WHAT IS BEING ASKED
In the entries below, find the line containing "What data populates". Write out that line and all lines after it, exactly, and nothing else.

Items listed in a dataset
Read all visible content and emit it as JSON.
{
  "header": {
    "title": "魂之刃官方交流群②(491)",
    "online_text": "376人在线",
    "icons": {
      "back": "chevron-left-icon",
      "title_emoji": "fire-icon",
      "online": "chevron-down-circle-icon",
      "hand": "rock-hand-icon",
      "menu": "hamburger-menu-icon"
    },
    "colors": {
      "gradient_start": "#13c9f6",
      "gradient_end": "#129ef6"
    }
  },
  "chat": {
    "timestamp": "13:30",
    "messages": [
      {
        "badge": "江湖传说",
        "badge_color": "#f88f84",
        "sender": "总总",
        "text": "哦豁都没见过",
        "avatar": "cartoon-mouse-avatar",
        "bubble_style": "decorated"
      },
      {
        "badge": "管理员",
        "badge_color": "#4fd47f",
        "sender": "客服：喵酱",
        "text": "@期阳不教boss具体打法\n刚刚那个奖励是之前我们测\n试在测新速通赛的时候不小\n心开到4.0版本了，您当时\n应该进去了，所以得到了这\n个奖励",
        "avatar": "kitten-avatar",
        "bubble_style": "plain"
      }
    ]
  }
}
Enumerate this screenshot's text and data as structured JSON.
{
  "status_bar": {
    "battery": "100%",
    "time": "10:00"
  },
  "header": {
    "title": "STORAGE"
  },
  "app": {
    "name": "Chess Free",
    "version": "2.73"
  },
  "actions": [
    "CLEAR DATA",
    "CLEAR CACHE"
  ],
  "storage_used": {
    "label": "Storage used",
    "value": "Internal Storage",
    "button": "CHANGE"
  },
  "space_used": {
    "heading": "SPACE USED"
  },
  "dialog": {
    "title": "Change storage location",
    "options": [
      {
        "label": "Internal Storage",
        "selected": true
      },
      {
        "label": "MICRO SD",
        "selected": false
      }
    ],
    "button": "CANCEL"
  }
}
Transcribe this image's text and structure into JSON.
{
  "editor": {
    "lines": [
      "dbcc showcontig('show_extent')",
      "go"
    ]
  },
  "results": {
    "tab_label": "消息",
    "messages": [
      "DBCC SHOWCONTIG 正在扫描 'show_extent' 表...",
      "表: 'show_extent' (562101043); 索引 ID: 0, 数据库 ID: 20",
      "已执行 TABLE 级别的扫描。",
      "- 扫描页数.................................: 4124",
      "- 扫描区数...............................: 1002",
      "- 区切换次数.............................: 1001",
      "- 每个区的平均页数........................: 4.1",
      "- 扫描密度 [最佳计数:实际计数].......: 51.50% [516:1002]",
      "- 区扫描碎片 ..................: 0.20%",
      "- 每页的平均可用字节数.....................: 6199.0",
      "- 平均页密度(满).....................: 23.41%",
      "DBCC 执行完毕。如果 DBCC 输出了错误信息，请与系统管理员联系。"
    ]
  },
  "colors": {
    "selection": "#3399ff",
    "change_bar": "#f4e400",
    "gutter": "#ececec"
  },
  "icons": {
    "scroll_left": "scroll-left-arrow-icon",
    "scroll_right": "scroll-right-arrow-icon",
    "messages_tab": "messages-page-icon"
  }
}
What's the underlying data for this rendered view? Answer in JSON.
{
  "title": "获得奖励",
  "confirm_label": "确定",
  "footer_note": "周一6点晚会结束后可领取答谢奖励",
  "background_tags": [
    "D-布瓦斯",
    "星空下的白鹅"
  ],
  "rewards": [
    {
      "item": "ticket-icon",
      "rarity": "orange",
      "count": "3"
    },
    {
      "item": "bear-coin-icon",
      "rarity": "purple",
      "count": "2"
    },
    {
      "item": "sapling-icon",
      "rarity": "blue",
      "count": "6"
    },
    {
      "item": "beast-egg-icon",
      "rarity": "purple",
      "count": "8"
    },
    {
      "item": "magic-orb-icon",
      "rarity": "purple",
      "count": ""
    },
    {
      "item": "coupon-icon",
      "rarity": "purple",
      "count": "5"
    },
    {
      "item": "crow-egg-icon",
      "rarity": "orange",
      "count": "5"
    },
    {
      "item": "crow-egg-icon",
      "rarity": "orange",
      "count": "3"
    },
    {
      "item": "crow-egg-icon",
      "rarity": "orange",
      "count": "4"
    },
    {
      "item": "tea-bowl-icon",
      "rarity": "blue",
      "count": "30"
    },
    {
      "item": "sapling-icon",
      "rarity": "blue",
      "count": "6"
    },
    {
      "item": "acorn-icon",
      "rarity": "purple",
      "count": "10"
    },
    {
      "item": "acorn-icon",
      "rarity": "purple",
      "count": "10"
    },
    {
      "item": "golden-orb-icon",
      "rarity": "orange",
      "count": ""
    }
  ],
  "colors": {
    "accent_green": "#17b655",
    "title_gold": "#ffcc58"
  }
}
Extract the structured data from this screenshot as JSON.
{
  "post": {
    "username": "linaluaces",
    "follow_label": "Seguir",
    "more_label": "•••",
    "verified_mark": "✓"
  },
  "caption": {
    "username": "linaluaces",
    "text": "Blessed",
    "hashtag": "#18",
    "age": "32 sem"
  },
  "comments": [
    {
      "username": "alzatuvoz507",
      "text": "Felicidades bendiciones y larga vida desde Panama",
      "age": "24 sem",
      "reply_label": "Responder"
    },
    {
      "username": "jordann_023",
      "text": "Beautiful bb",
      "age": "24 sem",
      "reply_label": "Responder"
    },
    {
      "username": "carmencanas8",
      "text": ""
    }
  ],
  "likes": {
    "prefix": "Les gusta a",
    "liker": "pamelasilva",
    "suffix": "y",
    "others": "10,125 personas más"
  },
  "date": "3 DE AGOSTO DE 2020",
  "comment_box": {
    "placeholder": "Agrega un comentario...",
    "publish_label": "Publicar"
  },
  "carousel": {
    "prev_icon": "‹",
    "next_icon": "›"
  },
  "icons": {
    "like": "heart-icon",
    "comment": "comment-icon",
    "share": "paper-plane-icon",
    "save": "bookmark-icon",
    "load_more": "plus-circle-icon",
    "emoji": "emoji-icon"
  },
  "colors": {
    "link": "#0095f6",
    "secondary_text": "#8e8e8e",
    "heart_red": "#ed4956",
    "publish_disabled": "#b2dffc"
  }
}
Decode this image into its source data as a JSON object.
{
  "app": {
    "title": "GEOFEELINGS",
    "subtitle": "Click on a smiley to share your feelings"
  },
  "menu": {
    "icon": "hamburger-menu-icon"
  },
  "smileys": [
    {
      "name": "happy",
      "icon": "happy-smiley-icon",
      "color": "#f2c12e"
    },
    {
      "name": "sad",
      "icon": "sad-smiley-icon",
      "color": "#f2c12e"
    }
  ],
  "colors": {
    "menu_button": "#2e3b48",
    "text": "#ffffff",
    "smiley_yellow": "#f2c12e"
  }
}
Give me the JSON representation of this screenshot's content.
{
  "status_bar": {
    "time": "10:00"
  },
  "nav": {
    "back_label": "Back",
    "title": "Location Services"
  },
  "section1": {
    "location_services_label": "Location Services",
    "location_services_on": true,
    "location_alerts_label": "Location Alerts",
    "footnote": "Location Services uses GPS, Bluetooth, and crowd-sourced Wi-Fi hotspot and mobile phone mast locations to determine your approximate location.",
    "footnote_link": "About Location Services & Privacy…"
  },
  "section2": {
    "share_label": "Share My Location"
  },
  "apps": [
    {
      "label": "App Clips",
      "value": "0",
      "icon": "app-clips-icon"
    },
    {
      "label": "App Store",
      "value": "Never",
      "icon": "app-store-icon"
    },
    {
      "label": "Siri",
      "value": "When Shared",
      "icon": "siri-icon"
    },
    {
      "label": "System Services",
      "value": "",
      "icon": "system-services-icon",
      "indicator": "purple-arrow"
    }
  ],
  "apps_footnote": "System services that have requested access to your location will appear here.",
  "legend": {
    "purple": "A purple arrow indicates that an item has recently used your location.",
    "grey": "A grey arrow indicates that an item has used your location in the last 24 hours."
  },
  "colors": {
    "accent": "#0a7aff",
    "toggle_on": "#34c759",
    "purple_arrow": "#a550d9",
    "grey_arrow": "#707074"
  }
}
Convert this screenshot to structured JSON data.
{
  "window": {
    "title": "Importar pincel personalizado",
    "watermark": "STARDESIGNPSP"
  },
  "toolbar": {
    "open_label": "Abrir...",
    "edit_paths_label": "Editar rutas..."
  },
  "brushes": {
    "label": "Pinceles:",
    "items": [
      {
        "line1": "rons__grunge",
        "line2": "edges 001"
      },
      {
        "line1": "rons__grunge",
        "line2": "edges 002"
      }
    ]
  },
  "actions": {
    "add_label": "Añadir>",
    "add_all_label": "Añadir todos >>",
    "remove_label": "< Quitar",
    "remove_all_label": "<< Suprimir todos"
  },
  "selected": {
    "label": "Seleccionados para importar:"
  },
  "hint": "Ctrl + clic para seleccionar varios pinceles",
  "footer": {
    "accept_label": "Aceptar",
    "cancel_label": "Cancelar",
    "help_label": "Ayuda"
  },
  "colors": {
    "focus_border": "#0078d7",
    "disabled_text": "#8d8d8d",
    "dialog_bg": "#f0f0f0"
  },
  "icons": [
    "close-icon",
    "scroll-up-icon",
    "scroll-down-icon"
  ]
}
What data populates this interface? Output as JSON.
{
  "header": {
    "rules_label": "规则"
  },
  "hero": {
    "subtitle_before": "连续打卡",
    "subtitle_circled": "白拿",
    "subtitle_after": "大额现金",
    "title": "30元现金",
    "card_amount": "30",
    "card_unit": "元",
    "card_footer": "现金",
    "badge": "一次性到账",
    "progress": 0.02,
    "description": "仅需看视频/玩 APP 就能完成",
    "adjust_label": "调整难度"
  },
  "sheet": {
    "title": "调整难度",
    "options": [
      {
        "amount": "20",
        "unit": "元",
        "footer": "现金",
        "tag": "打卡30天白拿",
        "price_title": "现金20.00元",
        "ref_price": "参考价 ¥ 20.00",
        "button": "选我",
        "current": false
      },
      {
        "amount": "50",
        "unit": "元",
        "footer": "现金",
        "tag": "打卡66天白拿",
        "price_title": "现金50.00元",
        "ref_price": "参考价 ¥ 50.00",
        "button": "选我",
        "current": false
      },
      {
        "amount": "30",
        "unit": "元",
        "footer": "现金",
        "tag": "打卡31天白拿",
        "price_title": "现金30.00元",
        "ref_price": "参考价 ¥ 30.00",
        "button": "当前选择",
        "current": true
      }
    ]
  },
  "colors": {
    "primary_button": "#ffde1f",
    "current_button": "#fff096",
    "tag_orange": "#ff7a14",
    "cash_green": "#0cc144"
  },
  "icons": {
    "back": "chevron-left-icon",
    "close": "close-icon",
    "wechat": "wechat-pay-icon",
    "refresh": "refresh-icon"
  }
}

RESULT FOR THIS TASK
What data populates this interface? Output as JSON.
{
  "header": {
    "rules_label": "规则"
  },
  "hero": {
    "subtitle_before": "连续打卡",
    "subtitle_circled": "白拿",
    "subtitle_after": "大额现金",
    "title": "30元现金",
    "card_amount": "30",
    "card_unit": "元",
    "card_footer": "现金",
    "badge": "一次性到账",
    "progress": 0.02,
    "description": "仅需看视频/玩 APP 就能完成",
    "adjust_label": "调整难度"
  },
  "sheet": {
    "title": "调整难度",
    "options": [
      {
        "amount": "20",
        "unit": "元",
        "footer": "现金",
        "tag": "打卡30天白拿",
        "price_title": "现金20.00元",
        "ref_price": "参考价 ¥ 20.00",
        "button": "选我",
        "current": false
      },
      {
        "amount": "50",
        "unit": "元",
        "footer": "现金",
        "tag": "打卡66天白拿",
        "price_title": "现金50.00元",
        "ref_price": "参考价 ¥ 50.00",
        "button": "选我",
        "current": false
      },
      {
        "amount": "30",
        "unit": "元",
        "footer": "现金",
        "tag": "打卡31天白拿",
        "price_title": "现金30.00元",
        "ref_price": "参考价 ¥ 30.00",
        "button": "当前选择",
        "current": true
      }
    ]
  },
  "colors": {
    "primary_button": "#ffde1f",
    "current_button": "#fff096",
    "tag_orange": "#ff7a14",
    "cash_green": "#0cc144"
  },
  "icons": {
    "back": "chevron-left-icon",
    "close": "close-icon",
    "wechat": "wechat-pay-icon",
    "refresh": "refresh-icon"
  }
}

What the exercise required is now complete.